CHERNOBYL Pripyat is a town frozen in time. Located about 4km from the Chernobyl Nuclear Power Plant, close to the Ukraine-Belarus border, it was once home to 50,000 people. A residential building still bears an emblem from the Soviet days, when Pripyat prospered as an energy and industrial hub.
"This is the primary school I attended. I used to sit in the second row from the back of the classroom," said Alexander Syrota, who left Pripyat on April 27, 1986, the day after explosions at the plant sent radioactive material spewing into the sky. The desk and chair he points to are covered with a thick layer of dust. "At the time I thought I could return quickly," he said.
Now 39 years old, Syrota works as a professional tour guide, showing visitors the cultural hall where his mother worked, the square where he played with his friends, and the amusement park whose opening he looked forward to with such eagerness. Today, the buildings look as if they are about to crumble to dust, and the Ferris wheel has been left to rust.
The look on Syrota's face was sad as he said, "I understand the town will never return to what it used to be."
The Ukrainian government has already given up on Pripyat. "Rebuilding is not an economically feasible option," said Vitalii Petruk, head of the State Agency of Ukraine on Exclusion Zone Management. "Having the residents return home is no longer a priority."
The agency plans to turn the area within 10km of the plant into a nuclear waste dump and the area within 10-30km into a nature preserve.

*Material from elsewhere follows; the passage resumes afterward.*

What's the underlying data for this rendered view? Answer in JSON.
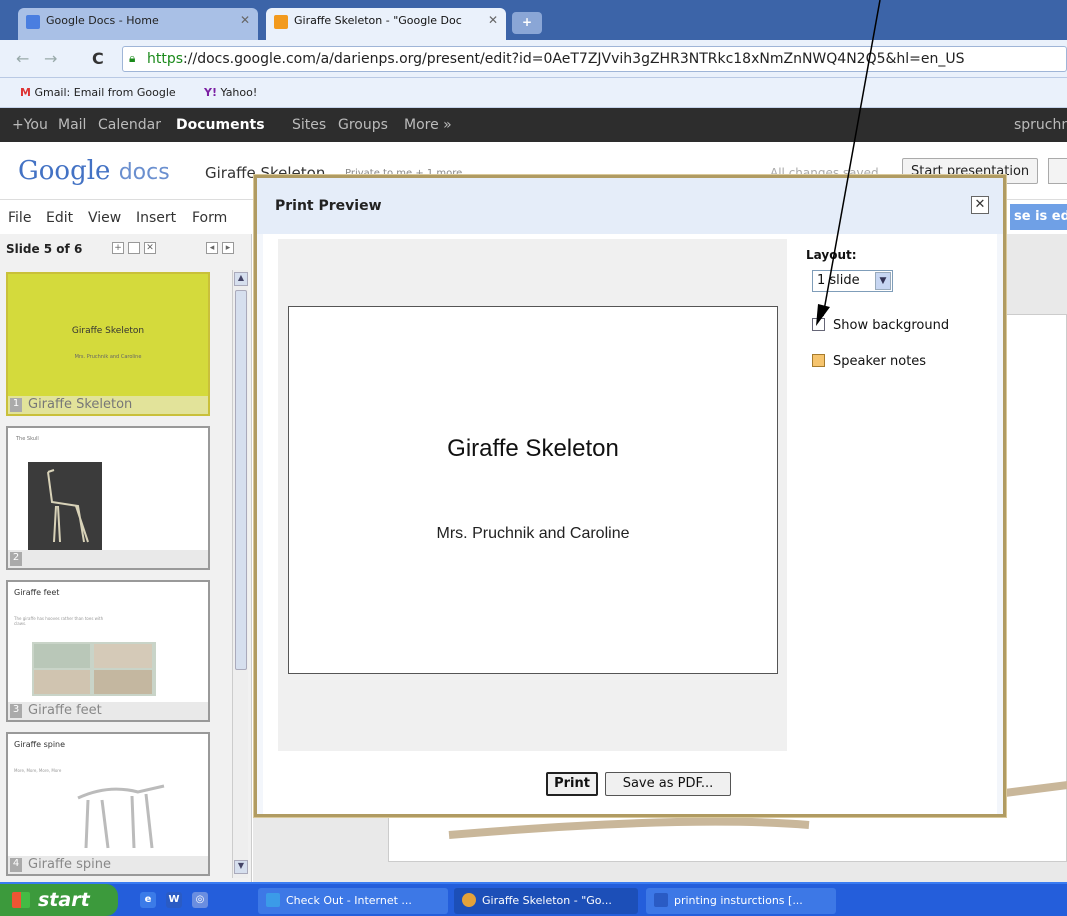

Many people were also forced out of their homes in neighboring Belarus, where about 70% of the fallout from the plant landed.

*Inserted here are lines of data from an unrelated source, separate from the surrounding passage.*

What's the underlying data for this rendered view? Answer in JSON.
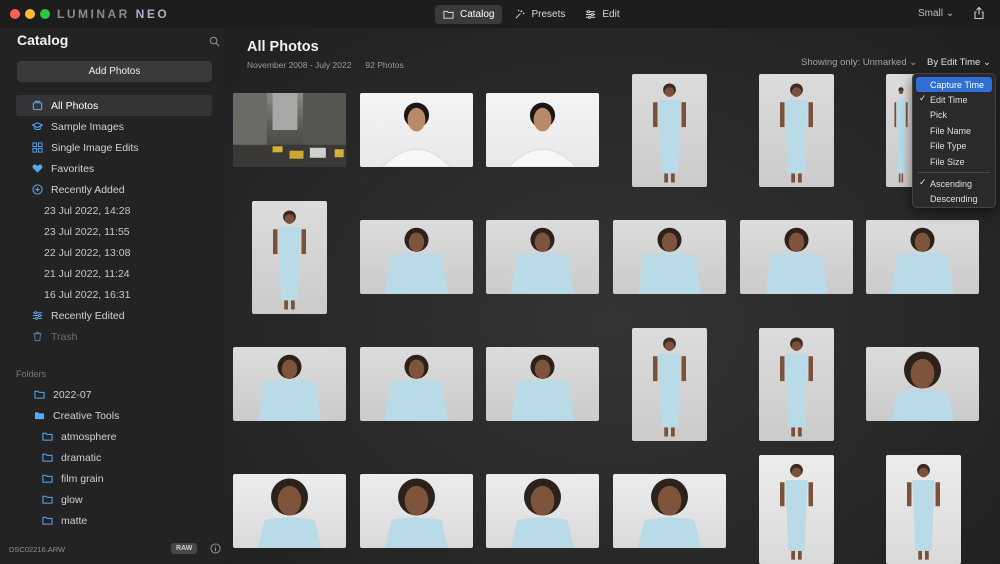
{
  "window": {
    "brand_primary": "LUMINAR",
    "brand_accent": "NEO"
  },
  "topnav": {
    "tabs": [
      {
        "label": "Catalog",
        "icon": "folder-icon",
        "active": true
      },
      {
        "label": "Presets",
        "icon": "sparkle-icon",
        "active": false
      },
      {
        "label": "Edit",
        "icon": "sliders-icon",
        "active": false
      }
    ],
    "size_label": "Small",
    "share_icon": "share-icon"
  },
  "sidebar": {
    "title": "Catalog",
    "search_icon": "search-icon",
    "add_button": "Add Photos",
    "items": [
      {
        "label": "All Photos",
        "icon": "photos-icon",
        "active": true
      },
      {
        "label": "Sample Images",
        "icon": "graduation-cap-icon"
      },
      {
        "label": "Single Image Edits",
        "icon": "grid-icon"
      },
      {
        "label": "Favorites",
        "icon": "heart-icon"
      },
      {
        "label": "Recently Added",
        "icon": "plus-circle-icon"
      },
      {
        "label": "23 Jul 2022, 14:28",
        "sub": true
      },
      {
        "label": "23 Jul 2022, 11:55",
        "sub": true
      },
      {
        "label": "22 Jul 2022, 13:08",
        "sub": true
      },
      {
        "label": "21 Jul 2022, 11:24",
        "sub": true
      },
      {
        "label": "16 Jul 2022, 16:31",
        "sub": true
      },
      {
        "label": "Recently Edited",
        "icon": "sliders-icon"
      },
      {
        "label": "Trash",
        "icon": "trash-icon",
        "disabled": true
      }
    ],
    "folders_header": "Folders",
    "folders": [
      {
        "label": "2022-07"
      },
      {
        "label": "Creative Tools",
        "open": true
      },
      {
        "label": "atmosphere",
        "sub": true
      },
      {
        "label": "dramatic",
        "sub": true
      },
      {
        "label": "film grain",
        "sub": true
      },
      {
        "label": "glow",
        "sub": true
      },
      {
        "label": "matte",
        "sub": true
      }
    ],
    "footer": {
      "filename": "DSC02216.ARW",
      "badge": "RAW",
      "info_icon": "info-icon"
    }
  },
  "main": {
    "title": "All Photos",
    "date_range": "November 2008 - July 2022",
    "count": "92 Photos",
    "filter_label": "Showing only: Unmarked",
    "sort_label": "By Edit Time"
  },
  "sort_menu": {
    "items": [
      {
        "label": "Capture Time",
        "highlighted": true,
        "checked": false
      },
      {
        "label": "Edit Time",
        "checked": true
      },
      {
        "label": "Pick",
        "checked": false
      },
      {
        "label": "File Name",
        "checked": false
      },
      {
        "label": "File Type",
        "checked": false
      },
      {
        "label": "File Size",
        "checked": false
      }
    ],
    "order_items": [
      {
        "label": "Ascending",
        "checked": true
      },
      {
        "label": "Descending",
        "checked": false
      }
    ]
  },
  "colors": {
    "accent": "#2f6fd6",
    "sidebar_icon": "#5aa9f0",
    "shirt": "#b9dbe8"
  }
}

Svetlana Pehota, 60, used to live in the Brahin district of the Gomel region, about 40km from Chernobyl. Some six years after the disaster, she moved to the capital city of Minsk, about 330km from the plant. Socially, her life continued much as it had before the accident, as about 2,000 people from her region also moved to Minsk, living in units in 12 buildings provided by the government. "I can't go back to my home of 30 years ago, so I may as well enjoy my life here now," she said matter-of-factly.
Frustration persists among the transplants, though, as the government has gradually reduced assistance to them.
A GRIM WARNING For Yuko Endo, the sight of a decaying town, its former inhabitants having lost hope of returning, presents a frightening glimpse of what the future might hold. Endo is the mayor of Kawauchi, a village located not far from the Fukushima Dai-ichi nuclear power plant in Japan's Fukushima Prefecture.
Endo visited Chernobyl shortly after disaster struck the Fukushima plant. What he saw alarmed him, and he began to wonder whether Kawauchi would suffer the same fate. Resolved to do what he could, he made an official declaration nearly a year after the accident -- before the head of any other affected local government -- that Kawauchi's evacuees would return home. He reopened government offices and schools to encourage villagers to come back. So far, about 60% have done so.
Yoshitaka Akimoto, 72, remained in the village after the disaster and continued farming rice. "We shouldn't blame the nuclear plant forever," he said. "We have to reclaim our lives." That feeling is growing stronger among the villagers.